## Thursday, August 12, 2010

### The Poincaré Conjecture

This blog is usually about math taught in elementary school and how we might use it later in life. But we have an esoteric subject today.

Jules Henri Poincaré (1854-1912) was a great French scientists of the last century. He did creative research on mathematics, physics, and celestial-astronomical subjects. The Poincaré Conjecture has to do with spheres. He proposed that a three-dimensional sphere is the only "bounded space" with no holes in it. Proving this assertion was an extremely difficult problem that remained unresolved until 2003 when Russian mathematician Grigory Perelman published a proof (and turned down a million-dollar price for doing so).

The surface of a perfect globe is called a two-dimensional sphere. The globe has the property that a lasso of string (or rubber band, etc.) encircling it can be pulled tight to one spot. In the process, the lasso can slip along the surface and does not leave the surface at any time (for example, if it was going over a valley), nor cut off any part of the object (like a mountain). A Wikipedia illustration shows this:

On the surface of a doughnut, by contrast, a lasso passing through the hole in the center, or around the outer edge, cannot be shrunk to a single point without cutting through part of the doughnut or leaving the surface of the object. Another Wikipedia illustration I have enhanced shows two sample lines:

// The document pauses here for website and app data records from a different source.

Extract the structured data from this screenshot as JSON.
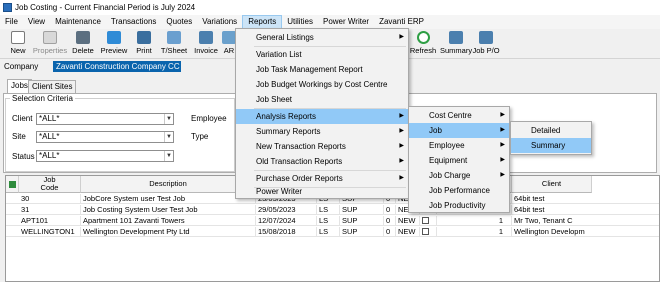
{
  "window": {
    "title": "Job Costing - Current Financial Period is July 2024"
  },
  "menubar": [
    "File",
    "View",
    "Maintenance",
    "Transactions",
    "Quotes",
    "Variations",
    "Reports",
    "Utilities",
    "Power Writer",
    "Zavanti ERP"
  ],
  "toolbar": {
    "new": "New",
    "properties": "Properties",
    "delete": "Delete",
    "preview": "Preview",
    "print": "Print",
    "tsheet": "T/Sheet",
    "invoice": "Invoice",
    "ar": "AR",
    "refresh": "Refresh",
    "summary": "Summary",
    "jobpo": "Job P/O"
  },
  "company": {
    "label": "Company",
    "value": "Zavanti Construction Company CC Level"
  },
  "tabs": {
    "jobs": "Jobs",
    "client_sites": "Client Sites"
  },
  "criteria": {
    "title": "Selection Criteria",
    "client_label": "Client",
    "client_value": "*ALL*",
    "site_label": "Site",
    "site_value": "*ALL*",
    "status_label": "Status",
    "status_value": "*ALL*",
    "employee_label": "Employee",
    "type_label": "Type"
  },
  "grid": {
    "headers": {
      "job_code": "Job\nCode",
      "description": "Description",
      "client": "Client"
    },
    "rows": [
      {
        "code": "30",
        "description": "JobCore System user Test Job",
        "date": "23/05/2023",
        "c1": "LS",
        "c2": "SUP",
        "c3": "0",
        "status": "NEW",
        "n": "1",
        "client": "64bit test"
      },
      {
        "code": "31",
        "description": "Job Costing System User Test Job",
        "date": "29/05/2023",
        "c1": "LS",
        "c2": "SUP",
        "c3": "0",
        "status": "NEW",
        "n": "1",
        "client": "64bit test"
      },
      {
        "code": "APT101",
        "description": "Apartment 101 Zavanti Towers",
        "date": "12/07/2024",
        "c1": "LS",
        "c2": "SUP",
        "c3": "0",
        "status": "NEW",
        "n": "1",
        "client": "Mr Two, Tenant C"
      },
      {
        "code": "WELLINGTON1",
        "description": "Wellington Development Pty Ltd",
        "date": "15/08/2018",
        "c1": "LS",
        "c2": "SUP",
        "c3": "0",
        "status": "NEW",
        "n": "1",
        "client": "Wellington Developm"
      }
    ]
  },
  "reports_menu": [
    "General Listings",
    "Variation List",
    "Job Task Management Report",
    "Job Budget Workings by Cost Centre",
    "Job Sheet",
    "Analysis Reports",
    "Summary Reports",
    "New Transaction Reports",
    "Old Transaction Reports",
    "Purchase Order Reports",
    "Power Writer"
  ],
  "analysis_menu": [
    "Cost Centre",
    "Job",
    "Employee",
    "Equipment",
    "Job Charge",
    "Job Performance",
    "Job Productivity"
  ],
  "job_menu": [
    "Detailed",
    "Summary"
  ],
  "colors": {
    "highlight": "#91c9f7",
    "selection": "#0a64ad"
  }
}
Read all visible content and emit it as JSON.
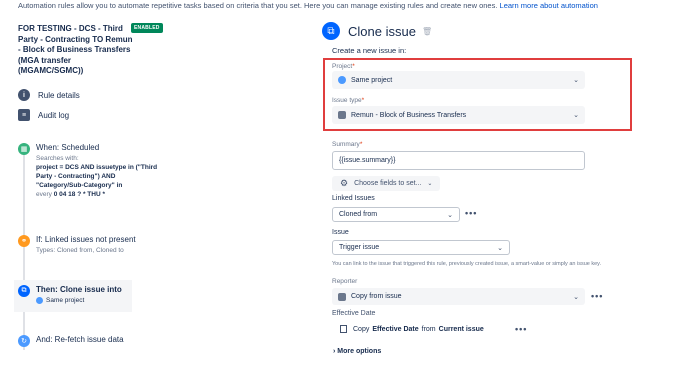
{
  "intro": {
    "text": "Automation rules allow you to automate repetitive tasks based on criteria that you set. Here you can manage existing rules and create new ones. ",
    "link": "Learn more about automation"
  },
  "rule": {
    "title": "FOR TESTING - DCS - Third Party - Contracting TO Remun - Block of Business Transfers (MGA transfer (MGAMC/SGMC))",
    "badge": "ENABLED"
  },
  "nav": {
    "rule_details": "Rule details",
    "audit_log": "Audit log"
  },
  "steps": {
    "when": {
      "title": "When: Scheduled",
      "line1": "Searches with:",
      "jql": "project = DCS AND issuetype in (\"Third Party - Contracting\") AND \"Category/Sub-Category\" in",
      "every_prefix": "every ",
      "cron": "0 04 18 ? * THU *",
      "color": "#36b37e"
    },
    "if": {
      "title": "If: Linked issues not present",
      "sub": "Types: Cloned from, Cloned to",
      "color": "#ff991f"
    },
    "then": {
      "title": "Then: Clone issue into",
      "sub": "Same project",
      "color": "#0065ff"
    },
    "and": {
      "title": "And: Re-fetch issue data",
      "color": "#4c9aff"
    }
  },
  "panel": {
    "title": "Clone issue",
    "create_text": "Create a new issue in:",
    "project_label": "Project",
    "project_value": "Same project",
    "issuetype_label": "Issue type",
    "issuetype_value": "Remun - Block of Business Transfers",
    "summary_label": "Summary",
    "summary_value": "{{issue.summary}}",
    "choose_fields": "Choose fields to set...",
    "linked_label": "Linked Issues",
    "linked_value": "Cloned from",
    "issue_label": "Issue",
    "issue_value": "Trigger issue",
    "hint": "You can link to the issue that triggered this rule, previously created issue, a smart-value or simply an issue key.",
    "reporter_label": "Reporter",
    "reporter_value": "Copy from issue",
    "effective_label": "Effective Date",
    "copy_word": "Copy",
    "copy_field": "Effective Date",
    "copy_from": "from",
    "copy_source": "Current issue",
    "more_options": "More options",
    "req_mark": "*",
    "dots": "•••"
  },
  "colors": {
    "accent": "#0052cc",
    "highlight": "#e03e3e",
    "badge": "#00875a"
  }
}
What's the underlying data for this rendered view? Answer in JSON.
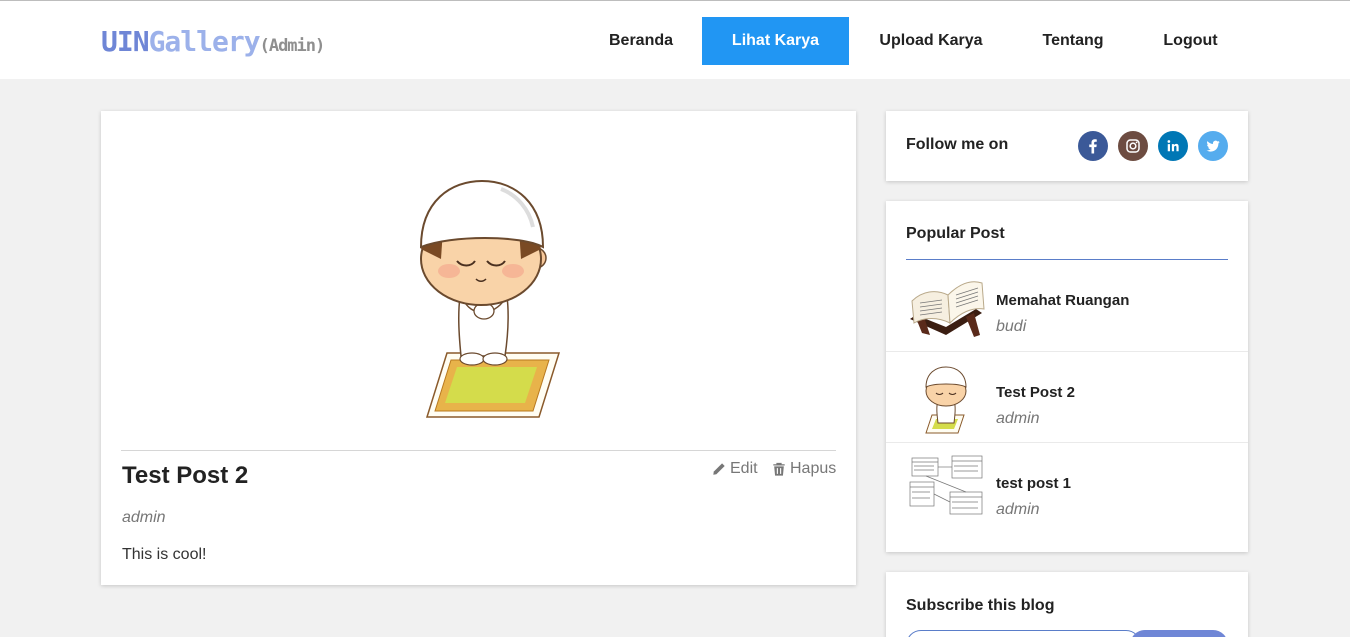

I'm not sure I fully understand this, but I'll try to build up a foundation for the Poincaré Conjecture:

A 1-dimensional sphere is a circle;
all points (x, y) that satisfy the equation x2 + y2 = radius2

A 2-dimensional sphere is the surface of a globe;
all points (x, y, z) that satisfy the equation x2 + y2 + z2 = radius2

(now we leave elementary geometry behind and boldly go where few have gone before ...)

A 3-dimensional sphere is the set of points in four dimensions;
all points (x, y, z, w), that satisfy the equation x2 + y2 + z2 + w2 = radius2

Poincaré not only thought up this sort of thing, he surmised logically how these objects ought to behave. Grigory Perelman actually understood what he meant, and proved it to be true.

Speaking for the rest of us, it's hard to imagine these concepts. I would probably say something like "imaginary shapes could behave like tied balloons - they can be a sphere, then become a sausage, then a cute dog." Not very mathematical, am I? Some art by Michael Floyd easily illustrates my concept:

Here is a real-word summary of the Poincaré Conjecture by a noted post-doctoral researcher :

From here on out we'll stick to elementary subjects, ok?